The Jardin Exotique is a must-see for travelers with green thumbs. This botanical garden, built on the side of a cliff, boasts more than 1,000 succulents, most of which are cacti. Some of the plants are more than 100 years old. An underground cave is located at the foot of the cliff; guided tours can be arranged. The garden is also home to the Museum of Prehistoric Anthropology since remains of prehistoric man were found on the site. The garden is a great place to take panoramic photos of Monaco since it overlooks the harbor.
Travelers with a passion for fast cars won’t want to miss the Monaco Grand Prix, which is considered one of the most prestigious car races in the world. Because Monaco’s streets are narrow and have sharp corners, the track is considered one of the most demanding in Formula One racing, with racers having to go slower than the 190 mph mandated under Formula One rules. This Grand Prix has been affiliated with Formula One since 1955, though the first Grand Prix took place in 1929. The race, which takes place in May, follows the same route every year.
Monte Carlo Harbor is another place where the rich and famous dock their expensive yachts. Located in La Condamine, Monaco’s second oldest neighborhood, visitors will find the royal vessel belonging to the Prince of Monaco; it is docked at Port Hercules, among the yachts and ships. The port here can accommodate up to 500 vessels in a very scenic setting. Travelers may want to relax at a waterfront café where they can enjoy the beautiful luxurious yachts and scenery in a glamorous setting.
Monaco-Ville, also known as Le Rocher or The Rock, offers visitors a chance to stroll through the country’s oldest neighborhood. This old town, which is built on rocky land that juts out into the Mediterranean Sea, may date back to the 6th century BC when the ancient Greek established a colony here. In the 13th century, Monaco’s founders, the Grimaldis, made an ancient fortress their headquarters. Monaco-Ville is made up almost entirely of pedestrian streets and passageways and retains its medieval character. There are a number of hotels, restaurant and souvenir shops, as well as several of the city’s famous landmarks, including the Prince’s Palace, the Oceanographic Museum and St. Martin’s Gardens.
Monte Carlo Casino was established in the 19th century to save the Grimaldi family from bankruptcy. At that time, Monaco was poor with little infrastructure to support tourism. The plan worked. The Monte Carlo Casino today lures gamblers to Monaco, with games of chance, including roulette, Baccarat, craps and slot machines; even James Bond tried his luck here.
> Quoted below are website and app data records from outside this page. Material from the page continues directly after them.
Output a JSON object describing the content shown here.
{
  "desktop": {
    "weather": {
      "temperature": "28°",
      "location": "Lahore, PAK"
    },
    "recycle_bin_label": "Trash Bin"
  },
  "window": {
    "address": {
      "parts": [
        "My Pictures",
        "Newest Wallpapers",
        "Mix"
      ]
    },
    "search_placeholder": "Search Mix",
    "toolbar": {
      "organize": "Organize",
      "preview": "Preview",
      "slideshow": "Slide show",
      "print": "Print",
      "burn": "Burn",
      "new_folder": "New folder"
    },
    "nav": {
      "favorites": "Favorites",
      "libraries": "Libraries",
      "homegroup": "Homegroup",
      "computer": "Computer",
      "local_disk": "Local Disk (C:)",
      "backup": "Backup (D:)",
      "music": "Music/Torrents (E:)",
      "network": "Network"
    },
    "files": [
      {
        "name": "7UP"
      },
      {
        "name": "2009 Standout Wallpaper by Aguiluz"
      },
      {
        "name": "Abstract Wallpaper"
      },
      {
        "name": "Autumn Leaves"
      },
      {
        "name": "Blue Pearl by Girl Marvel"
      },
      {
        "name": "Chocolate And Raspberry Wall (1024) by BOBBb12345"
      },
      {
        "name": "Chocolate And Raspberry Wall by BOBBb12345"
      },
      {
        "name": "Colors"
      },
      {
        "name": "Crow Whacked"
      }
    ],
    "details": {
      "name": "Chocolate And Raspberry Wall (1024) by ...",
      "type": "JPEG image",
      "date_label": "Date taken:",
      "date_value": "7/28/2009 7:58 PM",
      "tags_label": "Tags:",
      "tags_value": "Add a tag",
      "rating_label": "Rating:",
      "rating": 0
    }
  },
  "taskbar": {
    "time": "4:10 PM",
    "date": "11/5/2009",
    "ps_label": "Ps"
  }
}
The casino has a dress code and charges admission; foreign visitors need to show passports or other ID as Monaco residents are not allowed inside.
The Prince’s Palace of Monaco is the official home of the country’s rulers, the Grimaldi family, which is currently headed by Prince Albert II, the son of Grace Kelly and Prince Rainier. The fairy tale palace began as a fortress in the 12th century, but over the centuries fell into a shambles; Prince Rainier is credited with restoring the palace to its former grandeur. The palace is open to the public annually from June to October. Once inside they‘ll find a courtyard made from 3 million pebbles that form a geometric pattern, and historic Genovese frescoes. Everyday at 11:55 AM, in front of the Palace’s main entrance visitors can watch the changing of the guard ceremony performed by the “Carabiniers”.